Operating using EME Moonbounce
In view of the specialised requirements for Moonbounce, EME, some of the operating techniques used have been adapted to enable the best level of communication to be achieved. As EME is a weak signal mode, most of the contacts have traditionally used Morse, although some stations with high powers and very high gain antennas are able to use SSB on occasions.
When using Morse speeds are generally kept to speeds between about 12 and 20 words a minute. The reason for this is that if the speeds are too high then copy becomes difficult in the presence of noise whereas if the speeds are too slow then the characters become affected by the libration fading which again makes copy difficult. Additionally the weighting on the individual dots and dashes is often increased slightly to aid copy.

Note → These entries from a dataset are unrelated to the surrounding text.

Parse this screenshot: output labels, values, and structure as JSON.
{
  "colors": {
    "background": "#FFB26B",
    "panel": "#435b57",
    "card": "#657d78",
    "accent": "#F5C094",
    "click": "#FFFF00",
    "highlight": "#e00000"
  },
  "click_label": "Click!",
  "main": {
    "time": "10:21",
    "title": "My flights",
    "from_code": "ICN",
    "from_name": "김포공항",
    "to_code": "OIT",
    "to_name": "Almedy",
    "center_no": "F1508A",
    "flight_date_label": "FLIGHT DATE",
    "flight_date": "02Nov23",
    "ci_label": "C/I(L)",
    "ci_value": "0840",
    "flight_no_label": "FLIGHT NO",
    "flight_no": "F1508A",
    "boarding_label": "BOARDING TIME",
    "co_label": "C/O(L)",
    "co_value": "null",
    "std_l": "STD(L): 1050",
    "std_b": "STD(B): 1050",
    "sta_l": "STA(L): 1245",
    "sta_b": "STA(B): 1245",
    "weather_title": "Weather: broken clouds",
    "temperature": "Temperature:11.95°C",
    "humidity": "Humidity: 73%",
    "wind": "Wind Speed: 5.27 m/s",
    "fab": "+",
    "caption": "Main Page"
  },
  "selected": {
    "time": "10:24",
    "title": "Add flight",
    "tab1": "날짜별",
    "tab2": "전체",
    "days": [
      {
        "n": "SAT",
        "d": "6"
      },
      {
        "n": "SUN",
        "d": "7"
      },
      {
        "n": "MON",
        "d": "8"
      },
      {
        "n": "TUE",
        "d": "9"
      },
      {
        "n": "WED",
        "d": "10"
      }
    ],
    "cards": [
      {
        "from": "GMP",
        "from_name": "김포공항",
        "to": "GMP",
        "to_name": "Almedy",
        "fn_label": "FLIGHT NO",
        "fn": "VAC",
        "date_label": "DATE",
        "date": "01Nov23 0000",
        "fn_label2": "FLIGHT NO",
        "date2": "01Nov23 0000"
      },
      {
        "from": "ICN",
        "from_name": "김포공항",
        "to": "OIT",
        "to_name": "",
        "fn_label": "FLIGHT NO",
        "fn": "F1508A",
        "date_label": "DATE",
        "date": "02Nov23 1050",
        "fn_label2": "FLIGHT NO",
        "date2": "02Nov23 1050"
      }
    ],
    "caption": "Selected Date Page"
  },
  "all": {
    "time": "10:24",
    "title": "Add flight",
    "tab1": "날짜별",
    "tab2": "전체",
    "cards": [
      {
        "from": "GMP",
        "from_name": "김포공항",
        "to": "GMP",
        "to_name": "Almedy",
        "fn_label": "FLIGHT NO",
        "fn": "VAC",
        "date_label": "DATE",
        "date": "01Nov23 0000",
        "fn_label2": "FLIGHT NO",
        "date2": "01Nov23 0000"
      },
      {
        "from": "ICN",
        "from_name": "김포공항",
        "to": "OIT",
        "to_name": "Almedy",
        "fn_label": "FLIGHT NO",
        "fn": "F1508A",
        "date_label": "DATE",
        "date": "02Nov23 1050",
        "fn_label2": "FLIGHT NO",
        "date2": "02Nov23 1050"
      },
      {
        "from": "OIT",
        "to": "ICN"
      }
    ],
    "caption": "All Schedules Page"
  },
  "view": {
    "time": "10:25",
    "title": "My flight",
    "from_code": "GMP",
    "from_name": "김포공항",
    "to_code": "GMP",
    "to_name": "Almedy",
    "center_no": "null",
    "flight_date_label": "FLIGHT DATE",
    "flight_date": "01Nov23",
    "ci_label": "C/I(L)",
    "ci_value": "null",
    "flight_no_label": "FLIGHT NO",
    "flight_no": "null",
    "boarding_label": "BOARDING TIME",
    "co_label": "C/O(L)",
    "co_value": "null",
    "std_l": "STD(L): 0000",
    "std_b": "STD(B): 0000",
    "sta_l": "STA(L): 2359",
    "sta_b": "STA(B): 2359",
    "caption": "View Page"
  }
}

A good first check of a station can be gained by listening for echoes of one's own signal. If these can be heard then there is a good chance of others hearing. However even if the echoes cannot be heard, it is possible that others with higher gain antennas may hear.
Although many stations call CQ, this is only viable for stations using high powers and high gain antennas. For stations where signal strength may be marginal arranged contacts produce a far better possibility of a contact. These arranged contacts use accurately timed transmit and receive periods to enable the participating stations to have the best chance of communicating.
Various sections of the band are used for EME. A high proportion of the Moonbounce operation takes place on 2 metres where random operation is typically between 144.000 to 144.045 MHz and arranged contacts may take place on frequencies up to 144.170 MHz. For arranged contacts it is necessary to be able to accurately set the frequency to enable the other station to have a good chance of hearing.
EME Moonbounce summary
The use of E-M-E propagation or Moonbounce is a challenge to any radio amateur wanting to use this mode of radio propagation, but it can yield some excellent results. Those with the right equipment are able to make contacts with stations in many different areas of the globe when the Moon is in the right position relative to the Earth. In this way it is a particularly interesting form of propagation to use.